Belize's Second National Communication (2011)
The creation of a National Communication offers countries the opportunity to contribute with technically sound studies and information that can be used for designing mitigation and adaptation measures, and project proposals that can and will help increase their resilience to the impacts of climate change. Activities generally include: V&A assessments, Greenhouse Gas Inventory preparation, Mitigation Analysis or Education, and awareness raising activities.The ultimate goal is the integration of climate change considerations into relevant social, economic and environmental policies and actions.
Key Vulnerabilities identified in Belize's Second National Communication (2011):
- Agriculture/Food Security
- Coastal Zones and Marine Ecosystems
- Public Health
- Water Resources
Potential Adaptation Measures Identified in Belize's Second National Plan (2011):
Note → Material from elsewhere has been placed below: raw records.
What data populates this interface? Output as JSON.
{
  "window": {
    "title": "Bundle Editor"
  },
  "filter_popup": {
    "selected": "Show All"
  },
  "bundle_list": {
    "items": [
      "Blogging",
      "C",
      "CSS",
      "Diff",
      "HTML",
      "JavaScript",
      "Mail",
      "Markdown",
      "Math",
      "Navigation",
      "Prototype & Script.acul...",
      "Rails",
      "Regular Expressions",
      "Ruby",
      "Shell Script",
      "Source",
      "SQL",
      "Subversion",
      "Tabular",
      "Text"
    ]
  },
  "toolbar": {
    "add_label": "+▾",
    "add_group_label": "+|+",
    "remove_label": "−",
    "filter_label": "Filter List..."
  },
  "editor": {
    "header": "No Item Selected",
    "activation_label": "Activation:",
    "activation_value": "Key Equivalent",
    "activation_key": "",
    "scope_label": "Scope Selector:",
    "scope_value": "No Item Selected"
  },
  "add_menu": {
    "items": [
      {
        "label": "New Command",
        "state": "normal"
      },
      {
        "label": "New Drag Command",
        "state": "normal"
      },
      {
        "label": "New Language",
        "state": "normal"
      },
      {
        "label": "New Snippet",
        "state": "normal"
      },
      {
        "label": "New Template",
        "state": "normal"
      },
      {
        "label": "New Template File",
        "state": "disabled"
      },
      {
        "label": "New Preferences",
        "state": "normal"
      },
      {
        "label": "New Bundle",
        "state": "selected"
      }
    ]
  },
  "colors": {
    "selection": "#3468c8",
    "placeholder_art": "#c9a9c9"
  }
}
- Managing river basins for more efficient delivery of irrigation services and prevent water logging, erosion and nutrient leaching; making wider use of technologies to “harvest” water and conserve soil moisture; use and transport water more effectively.
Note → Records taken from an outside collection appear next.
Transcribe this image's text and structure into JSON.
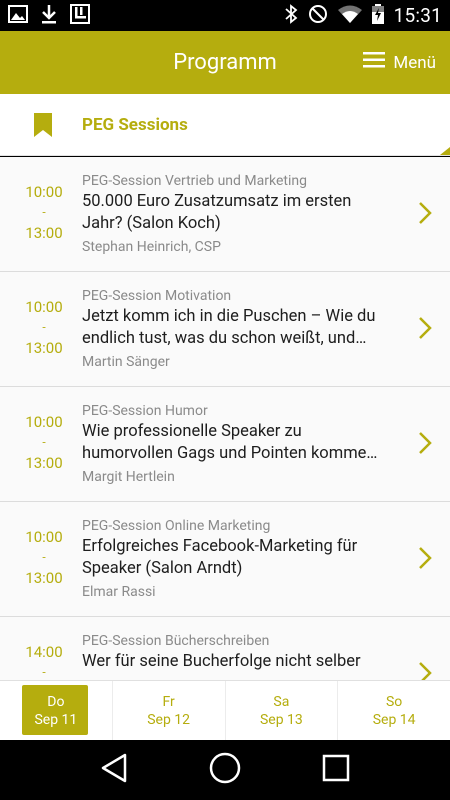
{
  "status_bar": {
    "time": "15:31",
    "icons_left": [
      "image-icon",
      "download-icon",
      "app-notification-icon"
    ],
    "icons_right": [
      "bluetooth-icon",
      "do-not-disturb-icon",
      "wifi-icon",
      "battery-charging-icon"
    ]
  },
  "app_bar": {
    "title": "Programm",
    "menu_label": "Menü",
    "menu_icon": "hamburger-icon"
  },
  "section": {
    "title": "PEG Sessions",
    "icon": "bookmark-icon"
  },
  "sessions": [
    {
      "start": "10:00",
      "dash": "-",
      "end": "13:00",
      "category": "PEG-Session Vertrieb und Marketing",
      "title_line1": "50.000 Euro Zusatzumsatz im ersten",
      "title_line2": "Jahr? (Salon Koch)",
      "speaker": "Stephan Heinrich, CSP"
    },
    {
      "start": "10:00",
      "dash": "-",
      "end": "13:00",
      "category": "PEG-Session Motivation",
      "title_line1": "Jetzt komm ich in die Puschen – Wie du",
      "title_line2": "endlich tust, was du schon weißt, und…",
      "speaker": "Martin Sänger"
    },
    {
      "start": "10:00",
      "dash": "-",
      "end": "13:00",
      "category": "PEG-Session Humor",
      "title_line1": "Wie professionelle Speaker zu",
      "title_line2": "humorvollen Gags und Pointen komme…",
      "speaker": "Margit Hertlein"
    },
    {
      "start": "10:00",
      "dash": "-",
      "end": "13:00",
      "category": "PEG-Session Online Marketing",
      "title_line1": "Erfolgreiches Facebook-Marketing für",
      "title_line2": "Speaker (Salon Arndt)",
      "speaker": "Elmar Rassi"
    },
    {
      "start": "14:00",
      "dash": "-",
      "end": "",
      "category": "PEG-Session Bücherschreiben",
      "title_line1": "Wer für seine Bucherfolge nicht selber",
      "title_line2": "",
      "speaker": ""
    }
  ],
  "day_tabs": [
    {
      "day": "Do",
      "date": "Sep 11",
      "active": true
    },
    {
      "day": "Fr",
      "date": "Sep 12",
      "active": false
    },
    {
      "day": "Sa",
      "date": "Sep 13",
      "active": false
    },
    {
      "day": "So",
      "date": "Sep 14",
      "active": false
    }
  ],
  "nav_bar": {
    "icons": [
      "back-icon",
      "home-icon",
      "recents-icon"
    ]
  },
  "colors": {
    "accent": "#b5ad0e",
    "background": "#fafafa",
    "text_primary": "#1e1e1e",
    "text_secondary": "#8a8a8a"
  }
}
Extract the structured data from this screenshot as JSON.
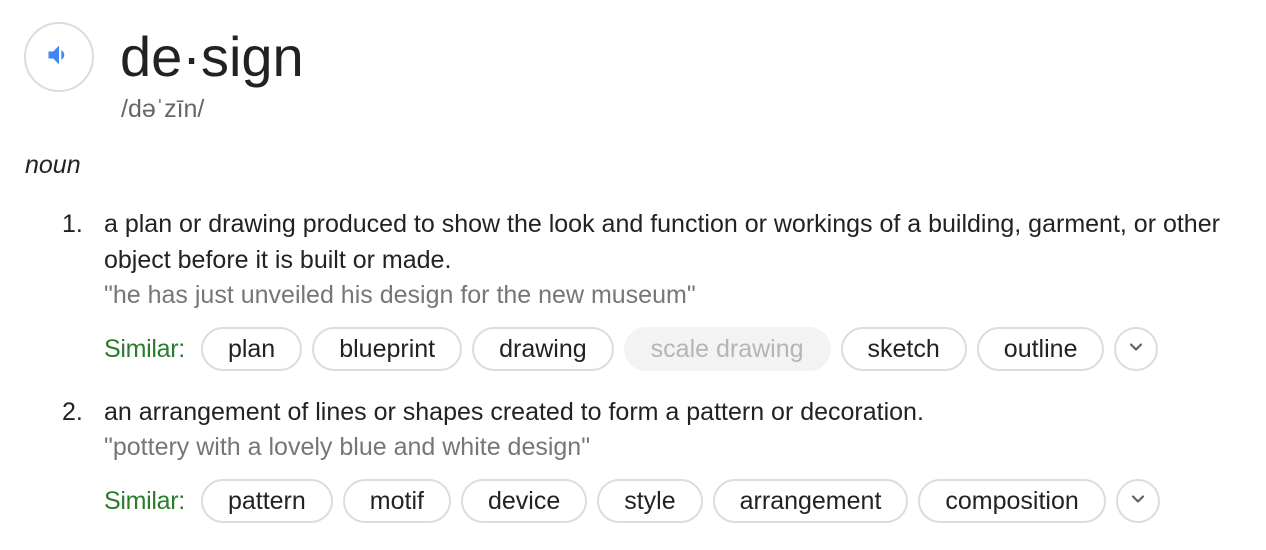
{
  "entry": {
    "word": "de·sign",
    "phonetic": "/dəˈzīn/",
    "part_of_speech": "noun"
  },
  "colors": {
    "similar_label": "#2a7d2e",
    "speaker_icon": "#4285f4",
    "chip_border": "#dadce0",
    "chip_disabled_bg": "#f3f3f3",
    "example_text": "#767676"
  },
  "icons": {
    "audio": "speaker-icon",
    "expand": "chevron-down-icon"
  },
  "senses": [
    {
      "number": "1.",
      "definition": "a plan or drawing produced to show the look and function or workings of a building, garment, or other object before it is built or made.",
      "example": "\"he has just unveiled his design for the new museum\"",
      "similar_label": "Similar:",
      "similar": [
        {
          "label": "plan",
          "disabled": false
        },
        {
          "label": "blueprint",
          "disabled": false
        },
        {
          "label": "drawing",
          "disabled": false
        },
        {
          "label": "scale drawing",
          "disabled": true
        },
        {
          "label": "sketch",
          "disabled": false
        },
        {
          "label": "outline",
          "disabled": false
        }
      ]
    },
    {
      "number": "2.",
      "definition": "an arrangement of lines or shapes created to form a pattern or decoration.",
      "example": "\"pottery with a lovely blue and white design\"",
      "similar_label": "Similar:",
      "similar": [
        {
          "label": "pattern",
          "disabled": false
        },
        {
          "label": "motif",
          "disabled": false
        },
        {
          "label": "device",
          "disabled": false
        },
        {
          "label": "style",
          "disabled": false
        },
        {
          "label": "arrangement",
          "disabled": false
        },
        {
          "label": "composition",
          "disabled": false
        }
      ]
    }
  ]
}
- Making wider use of integrated pest and pathogen management, developing and using varieties and species resistant to pests and diseases; improving quarantine capabilities and monitoring programmes.
- Increasing use of climate forecasting to reduce production risk.
- Introducing forest conservation, agro-forestry and forest-based enterprises for diversification of rural incomes
Coastal Zones and Marine Ecosystems
- Reintroduce a periodic forum to address the issues surrounding the state of the Coastal Zone.
- Develop an incentive programme that encourages the private sector to actively participate in adaptation to climate change.
- Revise and streamline the current legislations and policies that relate to the management of the coastal zone to eliminate overlaps and close existing gaps.
- Develop strategies to increase compliance particularly with regard to coastal development.
- Develop a Public Awareness and Education Strategy.
- Consolidate and Strengthen the MPA system.
- Expand and Streamline the Ecosystem Monitoring Programme
- Building design to increase airflow; trees for shade to combat increasing temperatures
- Sea wall defenses; mangrove restoration; beach nourishment; trees for protection agaist rising sea level.
- Storm-proof construction and reinforcement; trees for windbreaks against tropical storms
- Introduce marine protected areas; pollution control; coral regeneration
- Rainwater collection systems; water tanks
- Conservation; tourist education and awareness
Measures to improve efficiency should be applied by the commercial water suppliers, in extraction from the sources, storage, and delivery to customers. This will be important in the context of reduced water availability occasioned by climate change
Key Results and Outputs
- Sustainable development and the integration of climate change concerns into medium- and long-term planning
- Inventories of anthropogenic emissions by sources and removals by sinks of greenhouse gases
- Measures contributing to addressing climate change
- Research and systematic observation
- Climate change impacts, adaptation measures and response strategies
- Education, training and public awarenes
Reports and Publications
Monitoring and Evaluation
In 1992, countries joined an international treaty, the United Nations Framework Convention on Climate Change, to cooperatively consider what they could do to limit average global temperature increases and the resulting climate change, and to cope with whatever impacts were, by then, inevitable.
Parties to the Convention must submit national reports on implementation of the Convention to the Conference of the Parties (COP). The required contents of national communications and the timetable for their submission are different for Annex I and non-Annex I Parties. This is in accordance with the principle of "common but differentiated responsibilities" enshrined in the Convention.
The core elements of the national communications for both Annex I and non-Annex I Parties are information on emissions and removals of greenhouse gases (GHGs) and details of the activities a Party has undertaken to implement the Convention. National communications usually contain information on national circumstances, vulnerability assessment, financial resources and transfer of technology, and education, training and public awareness.
Since 1994, governments have invested significant time and resources in the preparation, collection and validation of data on GHG emissions, and the COP has made determined efforts to improve the quality and consistency of the data, which are ensured by established guidelines for reporting. Non-Annex I Parties receive financial and technical assistance in preparing their national communications, facilitated by the UNFCCC secretariat.